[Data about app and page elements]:

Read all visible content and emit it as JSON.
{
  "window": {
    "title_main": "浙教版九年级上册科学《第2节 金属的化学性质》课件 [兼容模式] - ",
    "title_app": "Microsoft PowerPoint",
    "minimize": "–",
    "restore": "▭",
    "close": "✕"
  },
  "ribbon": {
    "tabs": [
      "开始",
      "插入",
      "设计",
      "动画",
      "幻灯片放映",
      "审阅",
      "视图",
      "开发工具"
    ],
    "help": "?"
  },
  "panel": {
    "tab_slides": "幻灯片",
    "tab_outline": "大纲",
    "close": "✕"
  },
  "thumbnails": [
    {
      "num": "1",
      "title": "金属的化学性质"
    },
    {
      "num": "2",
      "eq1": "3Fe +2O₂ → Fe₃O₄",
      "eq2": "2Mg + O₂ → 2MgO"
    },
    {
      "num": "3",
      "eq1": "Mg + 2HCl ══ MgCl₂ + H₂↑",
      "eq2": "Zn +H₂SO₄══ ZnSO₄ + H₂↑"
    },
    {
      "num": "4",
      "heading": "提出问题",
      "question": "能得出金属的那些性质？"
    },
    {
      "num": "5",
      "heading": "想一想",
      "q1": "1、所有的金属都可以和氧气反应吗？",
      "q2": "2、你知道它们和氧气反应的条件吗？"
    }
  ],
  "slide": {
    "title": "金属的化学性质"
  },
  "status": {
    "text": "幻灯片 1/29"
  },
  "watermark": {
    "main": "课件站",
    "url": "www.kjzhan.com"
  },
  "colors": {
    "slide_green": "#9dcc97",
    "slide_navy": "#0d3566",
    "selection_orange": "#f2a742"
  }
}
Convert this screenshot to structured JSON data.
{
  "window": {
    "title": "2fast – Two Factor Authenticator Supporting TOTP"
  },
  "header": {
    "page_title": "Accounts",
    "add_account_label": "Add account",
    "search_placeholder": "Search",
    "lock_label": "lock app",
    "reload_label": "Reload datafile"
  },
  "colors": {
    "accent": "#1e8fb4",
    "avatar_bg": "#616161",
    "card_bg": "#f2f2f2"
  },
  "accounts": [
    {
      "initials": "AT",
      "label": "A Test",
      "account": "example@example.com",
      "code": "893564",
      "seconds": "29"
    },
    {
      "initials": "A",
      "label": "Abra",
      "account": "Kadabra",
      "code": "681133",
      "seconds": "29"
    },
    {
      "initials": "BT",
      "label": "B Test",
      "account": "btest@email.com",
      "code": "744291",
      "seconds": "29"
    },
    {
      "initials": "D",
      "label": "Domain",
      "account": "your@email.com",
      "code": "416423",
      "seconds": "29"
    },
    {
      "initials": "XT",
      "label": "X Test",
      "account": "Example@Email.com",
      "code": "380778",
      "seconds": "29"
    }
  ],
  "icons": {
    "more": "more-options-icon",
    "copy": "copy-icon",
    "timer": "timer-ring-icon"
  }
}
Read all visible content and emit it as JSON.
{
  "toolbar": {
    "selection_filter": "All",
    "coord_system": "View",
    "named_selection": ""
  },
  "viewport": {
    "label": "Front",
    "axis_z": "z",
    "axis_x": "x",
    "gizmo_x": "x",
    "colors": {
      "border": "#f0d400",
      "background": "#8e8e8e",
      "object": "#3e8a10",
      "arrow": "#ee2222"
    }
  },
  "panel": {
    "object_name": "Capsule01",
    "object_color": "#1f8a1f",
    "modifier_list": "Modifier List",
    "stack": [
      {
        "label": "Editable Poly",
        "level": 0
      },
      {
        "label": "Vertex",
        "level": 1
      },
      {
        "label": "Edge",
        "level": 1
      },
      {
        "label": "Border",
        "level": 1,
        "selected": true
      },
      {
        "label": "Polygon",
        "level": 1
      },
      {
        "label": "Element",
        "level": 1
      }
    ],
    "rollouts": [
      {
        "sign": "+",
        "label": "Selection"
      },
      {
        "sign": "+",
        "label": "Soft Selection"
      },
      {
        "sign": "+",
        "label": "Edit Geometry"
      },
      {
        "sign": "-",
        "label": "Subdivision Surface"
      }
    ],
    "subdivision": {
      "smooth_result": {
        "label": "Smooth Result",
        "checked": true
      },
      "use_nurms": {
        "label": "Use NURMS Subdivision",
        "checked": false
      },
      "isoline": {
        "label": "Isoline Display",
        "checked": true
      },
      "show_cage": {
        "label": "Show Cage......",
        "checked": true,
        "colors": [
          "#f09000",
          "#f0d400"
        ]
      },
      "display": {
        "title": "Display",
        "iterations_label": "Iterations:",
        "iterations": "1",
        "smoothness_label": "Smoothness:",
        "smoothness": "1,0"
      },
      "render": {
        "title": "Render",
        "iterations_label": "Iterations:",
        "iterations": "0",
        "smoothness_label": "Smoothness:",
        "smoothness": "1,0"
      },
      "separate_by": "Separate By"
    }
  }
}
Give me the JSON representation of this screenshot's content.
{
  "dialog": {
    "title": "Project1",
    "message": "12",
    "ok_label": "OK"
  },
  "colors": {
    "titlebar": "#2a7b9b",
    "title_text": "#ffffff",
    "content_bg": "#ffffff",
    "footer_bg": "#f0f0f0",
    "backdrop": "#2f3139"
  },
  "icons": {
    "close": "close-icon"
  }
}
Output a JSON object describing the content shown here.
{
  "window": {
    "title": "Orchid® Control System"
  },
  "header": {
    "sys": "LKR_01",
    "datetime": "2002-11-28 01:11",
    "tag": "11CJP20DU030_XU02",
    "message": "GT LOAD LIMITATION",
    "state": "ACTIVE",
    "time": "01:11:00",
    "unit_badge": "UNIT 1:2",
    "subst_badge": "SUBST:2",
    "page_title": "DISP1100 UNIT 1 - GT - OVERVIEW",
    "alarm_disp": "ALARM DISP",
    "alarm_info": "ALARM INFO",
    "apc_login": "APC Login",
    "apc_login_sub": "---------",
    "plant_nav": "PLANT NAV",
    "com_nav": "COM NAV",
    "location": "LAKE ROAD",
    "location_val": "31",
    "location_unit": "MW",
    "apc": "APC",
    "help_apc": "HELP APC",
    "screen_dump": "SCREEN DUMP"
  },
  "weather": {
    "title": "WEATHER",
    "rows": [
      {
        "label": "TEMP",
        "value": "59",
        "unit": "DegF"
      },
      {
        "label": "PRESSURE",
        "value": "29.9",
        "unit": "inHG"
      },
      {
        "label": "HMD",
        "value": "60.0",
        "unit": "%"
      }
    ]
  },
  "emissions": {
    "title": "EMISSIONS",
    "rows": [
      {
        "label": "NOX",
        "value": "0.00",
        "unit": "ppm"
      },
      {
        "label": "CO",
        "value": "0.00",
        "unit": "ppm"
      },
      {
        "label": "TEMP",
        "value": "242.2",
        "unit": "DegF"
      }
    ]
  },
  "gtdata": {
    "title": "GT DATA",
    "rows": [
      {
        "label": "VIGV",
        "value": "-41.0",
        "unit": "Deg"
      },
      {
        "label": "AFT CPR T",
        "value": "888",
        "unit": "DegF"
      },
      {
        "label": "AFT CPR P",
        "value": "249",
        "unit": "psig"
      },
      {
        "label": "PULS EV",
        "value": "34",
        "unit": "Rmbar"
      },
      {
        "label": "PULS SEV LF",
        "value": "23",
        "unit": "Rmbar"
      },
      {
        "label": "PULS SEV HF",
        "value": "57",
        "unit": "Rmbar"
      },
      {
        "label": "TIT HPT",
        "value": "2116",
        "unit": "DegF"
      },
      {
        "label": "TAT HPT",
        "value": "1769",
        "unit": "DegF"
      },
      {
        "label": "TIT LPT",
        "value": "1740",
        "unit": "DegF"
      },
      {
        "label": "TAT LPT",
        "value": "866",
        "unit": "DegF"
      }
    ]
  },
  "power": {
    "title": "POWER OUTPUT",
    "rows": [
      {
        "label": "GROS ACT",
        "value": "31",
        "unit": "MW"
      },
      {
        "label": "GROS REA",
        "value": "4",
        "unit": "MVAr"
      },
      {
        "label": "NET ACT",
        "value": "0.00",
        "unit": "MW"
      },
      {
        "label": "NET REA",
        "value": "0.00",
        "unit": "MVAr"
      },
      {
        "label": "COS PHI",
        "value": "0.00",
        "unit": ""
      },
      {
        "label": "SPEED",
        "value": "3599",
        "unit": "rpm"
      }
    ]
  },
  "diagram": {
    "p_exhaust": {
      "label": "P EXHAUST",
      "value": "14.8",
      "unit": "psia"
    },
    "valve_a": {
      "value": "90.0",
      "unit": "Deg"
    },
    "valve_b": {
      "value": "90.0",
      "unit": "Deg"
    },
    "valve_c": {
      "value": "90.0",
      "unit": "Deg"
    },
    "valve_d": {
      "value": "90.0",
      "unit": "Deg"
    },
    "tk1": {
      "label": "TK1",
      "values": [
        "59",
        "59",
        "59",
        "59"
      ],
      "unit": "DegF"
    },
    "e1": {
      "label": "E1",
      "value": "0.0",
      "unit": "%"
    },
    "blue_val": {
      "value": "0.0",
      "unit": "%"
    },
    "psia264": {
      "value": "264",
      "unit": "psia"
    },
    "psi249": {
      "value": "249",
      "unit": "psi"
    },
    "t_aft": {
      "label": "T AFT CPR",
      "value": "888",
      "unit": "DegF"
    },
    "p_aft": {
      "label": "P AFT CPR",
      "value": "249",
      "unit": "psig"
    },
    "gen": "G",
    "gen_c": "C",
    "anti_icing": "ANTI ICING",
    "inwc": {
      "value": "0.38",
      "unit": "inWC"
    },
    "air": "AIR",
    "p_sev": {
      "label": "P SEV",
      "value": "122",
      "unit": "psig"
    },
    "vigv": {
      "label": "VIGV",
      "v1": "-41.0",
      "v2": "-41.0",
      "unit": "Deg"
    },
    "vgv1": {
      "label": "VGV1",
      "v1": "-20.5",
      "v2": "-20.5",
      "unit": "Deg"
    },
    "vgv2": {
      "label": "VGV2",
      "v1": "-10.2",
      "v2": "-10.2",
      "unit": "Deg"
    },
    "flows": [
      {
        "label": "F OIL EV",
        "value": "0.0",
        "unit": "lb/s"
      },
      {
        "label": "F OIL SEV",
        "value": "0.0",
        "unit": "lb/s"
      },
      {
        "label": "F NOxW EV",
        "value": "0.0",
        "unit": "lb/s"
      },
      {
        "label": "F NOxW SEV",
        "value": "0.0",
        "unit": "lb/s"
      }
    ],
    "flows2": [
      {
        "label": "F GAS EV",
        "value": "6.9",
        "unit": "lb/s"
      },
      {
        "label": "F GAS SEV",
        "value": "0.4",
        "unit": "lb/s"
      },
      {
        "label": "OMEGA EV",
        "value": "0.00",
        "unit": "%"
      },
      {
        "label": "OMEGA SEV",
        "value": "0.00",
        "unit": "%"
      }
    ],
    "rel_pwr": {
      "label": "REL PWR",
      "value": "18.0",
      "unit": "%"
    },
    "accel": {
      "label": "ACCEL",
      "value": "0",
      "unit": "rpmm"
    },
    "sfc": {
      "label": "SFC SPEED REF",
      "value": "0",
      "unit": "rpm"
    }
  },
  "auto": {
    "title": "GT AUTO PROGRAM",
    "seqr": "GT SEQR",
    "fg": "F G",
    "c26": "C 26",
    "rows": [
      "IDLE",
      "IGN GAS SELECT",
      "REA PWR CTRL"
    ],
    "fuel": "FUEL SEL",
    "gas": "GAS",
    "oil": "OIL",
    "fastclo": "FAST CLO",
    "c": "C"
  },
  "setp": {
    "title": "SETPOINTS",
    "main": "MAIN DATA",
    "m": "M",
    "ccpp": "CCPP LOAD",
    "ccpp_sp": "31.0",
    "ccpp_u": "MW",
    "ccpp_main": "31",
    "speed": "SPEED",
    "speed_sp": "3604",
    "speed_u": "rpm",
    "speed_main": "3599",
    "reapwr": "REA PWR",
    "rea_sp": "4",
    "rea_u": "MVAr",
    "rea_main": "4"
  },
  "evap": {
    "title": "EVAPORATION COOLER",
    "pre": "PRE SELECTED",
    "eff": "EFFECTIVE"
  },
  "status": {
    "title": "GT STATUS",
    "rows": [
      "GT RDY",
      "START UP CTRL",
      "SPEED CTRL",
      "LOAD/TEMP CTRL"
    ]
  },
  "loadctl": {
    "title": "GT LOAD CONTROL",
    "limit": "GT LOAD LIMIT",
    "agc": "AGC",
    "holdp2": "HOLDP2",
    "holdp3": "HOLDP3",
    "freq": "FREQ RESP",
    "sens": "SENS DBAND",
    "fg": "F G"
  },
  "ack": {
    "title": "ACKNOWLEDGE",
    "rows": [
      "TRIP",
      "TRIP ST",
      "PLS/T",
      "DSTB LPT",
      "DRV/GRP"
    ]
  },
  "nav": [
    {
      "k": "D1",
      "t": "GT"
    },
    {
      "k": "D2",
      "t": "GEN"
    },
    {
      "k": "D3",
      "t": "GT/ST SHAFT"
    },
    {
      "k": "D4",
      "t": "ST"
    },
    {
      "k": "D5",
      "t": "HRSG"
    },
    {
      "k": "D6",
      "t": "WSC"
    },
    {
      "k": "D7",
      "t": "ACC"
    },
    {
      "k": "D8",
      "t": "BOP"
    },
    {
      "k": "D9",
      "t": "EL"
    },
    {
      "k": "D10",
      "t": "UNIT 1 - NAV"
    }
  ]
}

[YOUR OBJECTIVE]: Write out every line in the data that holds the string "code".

[PROBLEM SOLUTION]:
      "code": "893564",
      "code": "681133",
      "code": "744291",
      "code": "416423",
      "code": "380778",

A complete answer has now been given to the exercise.